Speaker 2: 02:54 It would make clear that a huge chunk of this, uh, pure project, this water recycling project, like a fourth of it is, um, state money. And so his, uh, bill would make clear that if the city wants to accept this money from the state, that money needs to be spent on, uh, on projects that are friendly to union workers. And so the city is obviously, uh, oh be almost certain to accept that because if they don't take that 400 million from the state, that's 400 million more that city taxpayers have to pay.
Speaker 1: 03:28 There is a deadline this Friday for all bills to get passed by the legislature. If Todd Gloria's bill makes it to the governor's desk, could it affect other construction projects besides pure water
Speaker 2: 03:40 and paper? It doesn't have a obvious and immediate effect on other projects, but if you look at this in the context of some other things that are going on, for instance, the port of San Diego, um, adopted some, a new policy back in January that said, we prefer contractors that, um, don't have a history of doing battle with Labor. We think that if, um, organized labor is on board with the project, it's more likely to get built. So if you look at that and if you look at the Gloria Bill and then if you look at a battle that's going on today and this week between organized labor and um, the city effectively over how many local jobs there will be when the city decides to start its own agency to buy and sell electricity, I think we're going to see a sort of new era of organized labor. You know, trying to get jobs because they're going to be a lot of jobs. Um, I think there are some contracting groups that believe it's a zero sum game and there are others that are trying not to do too much battle with organized labor cause they think there's going to be enough jobs to go around
Speaker 1: 04:45 the group that sued the Associated General Contractors. Have they responded to Gloria's bill at all?
Speaker 2: 04:50 One of their sort of allies. This Guy Eric Christianson, who's done a lot of battles with unions over the years. He was clear he wasn't speaking for the associates associated general contractors, but he said, well, if this is, this is the, you know, unions tools in Sacramento doing their bidding for them, uh, overturning the will of the voters, um, that that's their, that's their position.
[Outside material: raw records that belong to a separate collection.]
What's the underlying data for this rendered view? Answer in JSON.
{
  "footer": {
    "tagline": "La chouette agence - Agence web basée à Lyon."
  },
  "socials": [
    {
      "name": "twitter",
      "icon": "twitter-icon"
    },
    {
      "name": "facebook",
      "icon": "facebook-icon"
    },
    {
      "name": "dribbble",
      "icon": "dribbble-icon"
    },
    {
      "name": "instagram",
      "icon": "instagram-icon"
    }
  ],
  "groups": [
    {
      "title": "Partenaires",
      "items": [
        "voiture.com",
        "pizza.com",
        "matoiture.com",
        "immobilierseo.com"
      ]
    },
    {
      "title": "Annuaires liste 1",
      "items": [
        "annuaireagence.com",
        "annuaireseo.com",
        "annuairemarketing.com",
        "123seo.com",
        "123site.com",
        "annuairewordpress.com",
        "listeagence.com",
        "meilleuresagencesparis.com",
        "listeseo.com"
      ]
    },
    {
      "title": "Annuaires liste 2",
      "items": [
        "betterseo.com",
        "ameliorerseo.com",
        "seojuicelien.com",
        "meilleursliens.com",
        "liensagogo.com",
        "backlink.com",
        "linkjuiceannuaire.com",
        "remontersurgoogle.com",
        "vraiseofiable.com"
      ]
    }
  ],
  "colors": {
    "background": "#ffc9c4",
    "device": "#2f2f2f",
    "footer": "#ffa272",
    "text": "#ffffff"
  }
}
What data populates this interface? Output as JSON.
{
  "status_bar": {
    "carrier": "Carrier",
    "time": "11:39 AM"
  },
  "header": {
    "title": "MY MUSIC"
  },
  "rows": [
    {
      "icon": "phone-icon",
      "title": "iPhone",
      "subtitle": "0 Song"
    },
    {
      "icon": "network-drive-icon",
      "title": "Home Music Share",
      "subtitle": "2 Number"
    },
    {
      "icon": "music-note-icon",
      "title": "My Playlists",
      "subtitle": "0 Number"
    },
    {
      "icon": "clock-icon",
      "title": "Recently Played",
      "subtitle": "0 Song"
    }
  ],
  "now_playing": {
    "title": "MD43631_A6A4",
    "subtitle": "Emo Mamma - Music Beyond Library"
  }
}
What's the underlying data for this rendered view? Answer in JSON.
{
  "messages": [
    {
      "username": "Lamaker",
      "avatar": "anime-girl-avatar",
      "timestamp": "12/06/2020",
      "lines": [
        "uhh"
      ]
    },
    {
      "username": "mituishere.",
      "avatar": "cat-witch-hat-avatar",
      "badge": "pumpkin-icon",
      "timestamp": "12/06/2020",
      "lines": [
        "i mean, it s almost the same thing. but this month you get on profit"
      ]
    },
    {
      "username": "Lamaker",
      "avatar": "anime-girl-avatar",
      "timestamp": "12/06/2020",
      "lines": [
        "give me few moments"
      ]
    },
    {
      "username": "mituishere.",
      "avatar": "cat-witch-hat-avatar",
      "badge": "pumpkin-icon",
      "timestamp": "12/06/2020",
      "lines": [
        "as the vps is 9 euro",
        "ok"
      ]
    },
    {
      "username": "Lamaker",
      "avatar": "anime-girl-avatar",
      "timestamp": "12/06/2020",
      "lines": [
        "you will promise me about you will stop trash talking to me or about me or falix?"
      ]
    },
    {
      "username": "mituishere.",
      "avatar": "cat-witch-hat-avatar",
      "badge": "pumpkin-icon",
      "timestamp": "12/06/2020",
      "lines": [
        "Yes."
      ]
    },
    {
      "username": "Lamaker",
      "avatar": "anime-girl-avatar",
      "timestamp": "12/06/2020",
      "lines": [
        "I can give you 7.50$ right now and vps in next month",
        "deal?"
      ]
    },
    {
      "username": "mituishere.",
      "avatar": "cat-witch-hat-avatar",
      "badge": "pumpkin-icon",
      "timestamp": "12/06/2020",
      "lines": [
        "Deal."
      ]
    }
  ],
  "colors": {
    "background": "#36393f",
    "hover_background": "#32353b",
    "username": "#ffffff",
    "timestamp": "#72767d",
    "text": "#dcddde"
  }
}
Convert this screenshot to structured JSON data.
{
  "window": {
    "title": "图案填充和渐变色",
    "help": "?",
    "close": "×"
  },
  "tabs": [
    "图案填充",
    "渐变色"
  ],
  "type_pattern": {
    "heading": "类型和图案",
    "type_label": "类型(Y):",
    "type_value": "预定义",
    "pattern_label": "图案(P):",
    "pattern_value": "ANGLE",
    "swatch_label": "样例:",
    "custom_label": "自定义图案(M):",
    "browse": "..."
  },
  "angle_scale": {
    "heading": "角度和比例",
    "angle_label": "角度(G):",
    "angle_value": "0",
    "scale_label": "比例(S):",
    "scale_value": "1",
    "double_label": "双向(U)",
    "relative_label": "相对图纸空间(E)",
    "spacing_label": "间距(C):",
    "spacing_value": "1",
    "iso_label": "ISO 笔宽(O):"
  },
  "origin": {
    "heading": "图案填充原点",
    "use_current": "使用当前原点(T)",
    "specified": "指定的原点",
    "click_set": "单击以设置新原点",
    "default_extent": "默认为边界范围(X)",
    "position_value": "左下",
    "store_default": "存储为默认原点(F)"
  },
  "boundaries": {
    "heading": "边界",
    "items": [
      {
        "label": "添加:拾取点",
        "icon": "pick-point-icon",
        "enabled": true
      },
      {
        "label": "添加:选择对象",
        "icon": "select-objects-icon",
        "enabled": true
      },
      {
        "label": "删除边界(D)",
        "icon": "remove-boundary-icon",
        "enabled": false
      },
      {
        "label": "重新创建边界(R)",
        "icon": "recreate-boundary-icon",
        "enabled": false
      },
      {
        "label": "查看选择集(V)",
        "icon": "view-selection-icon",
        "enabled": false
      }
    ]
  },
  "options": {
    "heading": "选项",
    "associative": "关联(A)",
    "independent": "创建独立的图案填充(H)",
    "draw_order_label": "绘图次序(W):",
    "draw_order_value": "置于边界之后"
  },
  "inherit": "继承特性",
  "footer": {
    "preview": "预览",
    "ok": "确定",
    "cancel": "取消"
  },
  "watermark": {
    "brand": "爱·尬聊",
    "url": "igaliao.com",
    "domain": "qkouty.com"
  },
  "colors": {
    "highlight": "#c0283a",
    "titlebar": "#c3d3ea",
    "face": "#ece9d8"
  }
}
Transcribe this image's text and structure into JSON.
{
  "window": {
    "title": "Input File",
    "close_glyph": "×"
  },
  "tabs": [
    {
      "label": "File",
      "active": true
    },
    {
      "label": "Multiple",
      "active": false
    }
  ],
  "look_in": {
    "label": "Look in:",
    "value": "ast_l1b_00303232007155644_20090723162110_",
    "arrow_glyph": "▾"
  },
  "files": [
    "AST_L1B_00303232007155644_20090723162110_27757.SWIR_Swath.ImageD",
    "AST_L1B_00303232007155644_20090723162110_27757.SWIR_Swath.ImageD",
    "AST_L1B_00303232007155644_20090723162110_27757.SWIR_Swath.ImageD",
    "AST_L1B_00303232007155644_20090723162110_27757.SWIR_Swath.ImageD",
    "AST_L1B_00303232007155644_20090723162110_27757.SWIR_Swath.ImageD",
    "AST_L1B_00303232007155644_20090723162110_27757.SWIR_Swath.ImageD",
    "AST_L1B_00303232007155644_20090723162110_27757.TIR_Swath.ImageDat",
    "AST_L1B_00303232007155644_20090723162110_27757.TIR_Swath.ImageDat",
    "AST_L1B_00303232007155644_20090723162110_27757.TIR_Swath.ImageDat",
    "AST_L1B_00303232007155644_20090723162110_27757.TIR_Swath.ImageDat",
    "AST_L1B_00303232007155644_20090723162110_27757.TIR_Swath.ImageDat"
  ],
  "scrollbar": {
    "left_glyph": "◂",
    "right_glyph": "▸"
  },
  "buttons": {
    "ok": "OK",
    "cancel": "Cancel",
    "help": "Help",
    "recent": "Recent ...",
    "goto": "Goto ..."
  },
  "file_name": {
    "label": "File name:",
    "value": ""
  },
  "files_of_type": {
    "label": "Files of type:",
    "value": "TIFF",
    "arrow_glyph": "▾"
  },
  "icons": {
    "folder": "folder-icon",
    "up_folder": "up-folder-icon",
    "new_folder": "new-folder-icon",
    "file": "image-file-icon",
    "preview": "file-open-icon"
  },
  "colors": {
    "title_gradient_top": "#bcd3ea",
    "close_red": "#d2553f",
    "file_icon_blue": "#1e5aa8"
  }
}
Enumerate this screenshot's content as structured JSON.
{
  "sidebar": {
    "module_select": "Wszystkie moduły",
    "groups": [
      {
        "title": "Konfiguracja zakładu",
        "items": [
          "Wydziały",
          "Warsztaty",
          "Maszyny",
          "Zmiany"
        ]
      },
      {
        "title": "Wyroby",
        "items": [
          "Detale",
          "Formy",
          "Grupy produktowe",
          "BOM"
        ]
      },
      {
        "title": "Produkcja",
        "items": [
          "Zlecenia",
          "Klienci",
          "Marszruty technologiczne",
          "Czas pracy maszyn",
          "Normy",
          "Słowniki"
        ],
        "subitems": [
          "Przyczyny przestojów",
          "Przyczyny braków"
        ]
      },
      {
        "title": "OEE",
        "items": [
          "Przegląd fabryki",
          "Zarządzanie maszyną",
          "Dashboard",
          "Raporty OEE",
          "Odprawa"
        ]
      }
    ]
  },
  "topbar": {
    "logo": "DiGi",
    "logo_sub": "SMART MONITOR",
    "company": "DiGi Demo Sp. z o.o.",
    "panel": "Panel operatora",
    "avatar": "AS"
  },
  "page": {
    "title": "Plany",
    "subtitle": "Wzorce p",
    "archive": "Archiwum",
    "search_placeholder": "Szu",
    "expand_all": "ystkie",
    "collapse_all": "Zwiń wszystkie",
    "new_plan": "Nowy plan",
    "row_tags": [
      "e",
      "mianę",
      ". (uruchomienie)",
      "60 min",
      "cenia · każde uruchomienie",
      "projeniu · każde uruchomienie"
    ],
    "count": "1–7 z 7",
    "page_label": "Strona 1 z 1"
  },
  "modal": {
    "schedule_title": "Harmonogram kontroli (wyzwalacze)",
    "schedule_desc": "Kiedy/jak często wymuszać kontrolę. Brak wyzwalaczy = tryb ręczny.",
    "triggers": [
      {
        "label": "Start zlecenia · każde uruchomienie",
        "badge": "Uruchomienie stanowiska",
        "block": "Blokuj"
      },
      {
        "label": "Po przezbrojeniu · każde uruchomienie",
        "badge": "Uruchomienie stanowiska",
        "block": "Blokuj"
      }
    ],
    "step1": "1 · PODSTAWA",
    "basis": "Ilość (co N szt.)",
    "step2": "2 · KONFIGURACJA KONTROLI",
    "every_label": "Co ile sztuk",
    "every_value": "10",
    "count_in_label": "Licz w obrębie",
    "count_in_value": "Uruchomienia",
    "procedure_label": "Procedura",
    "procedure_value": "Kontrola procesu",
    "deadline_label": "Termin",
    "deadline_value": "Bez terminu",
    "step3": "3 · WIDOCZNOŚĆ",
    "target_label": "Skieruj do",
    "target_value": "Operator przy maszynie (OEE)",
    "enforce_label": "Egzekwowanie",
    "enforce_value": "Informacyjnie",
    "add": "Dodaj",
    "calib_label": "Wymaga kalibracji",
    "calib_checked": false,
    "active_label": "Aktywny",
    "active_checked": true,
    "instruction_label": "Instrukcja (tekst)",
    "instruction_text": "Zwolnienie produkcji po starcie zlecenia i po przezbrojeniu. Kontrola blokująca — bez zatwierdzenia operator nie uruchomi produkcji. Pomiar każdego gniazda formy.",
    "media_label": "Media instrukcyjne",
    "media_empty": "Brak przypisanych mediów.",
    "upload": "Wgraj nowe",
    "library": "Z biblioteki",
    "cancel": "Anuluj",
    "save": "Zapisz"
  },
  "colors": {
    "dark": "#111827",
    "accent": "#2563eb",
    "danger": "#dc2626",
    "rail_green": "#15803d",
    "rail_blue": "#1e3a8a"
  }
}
Speaker 1: 05:10 Just overall, can you remind us what this pure water project means for the regions water supply? Yeah, it's huge. Huge.
Speaker 2: 05:19 Um, so right now most of our water comes from, uh, far away, hundreds of miles away. The Colorado River or the rivers of northern California. Um, we get very little rainfall as anybody knows. And um, you know, there's a salination plant that provides about 10% of our supply, but you know, in the event of an earthquake or a major drought, we are in trouble. So what this would do is allow us to recycle the water that we've already brought into the area. Right now it's wastewater that's treated and then dumped into the ocean. This would treat wastewater much more highly, make it drinkable, and eventually a third of the city's water supply would come from recycled waste water. And since some of these delays have already happened, they're already history. Does this mean the overall cost of the project and the cost to taxpayers is going up?
Speaker 2: 06:07 This is something that people who have been objecting to the contractor's lawsuit have raised. The project costs are going up millions of dollars in $1 billion plus contract. I think the, the delays so far have been relatively minor. Um, but there are other issues. There are steel tariffs, there arrives rising labor costs. There are, you know, regulatory expenses, I think in, you know, unless this delay drags out for a much longer time, I don't think this is going to be much of a cost add. I've been speaking with the voice of San Diego, reporter Rye, Revard and Rye. Thanks for your time. Thanks for having me.
Speaker 3: 06:47 No, you.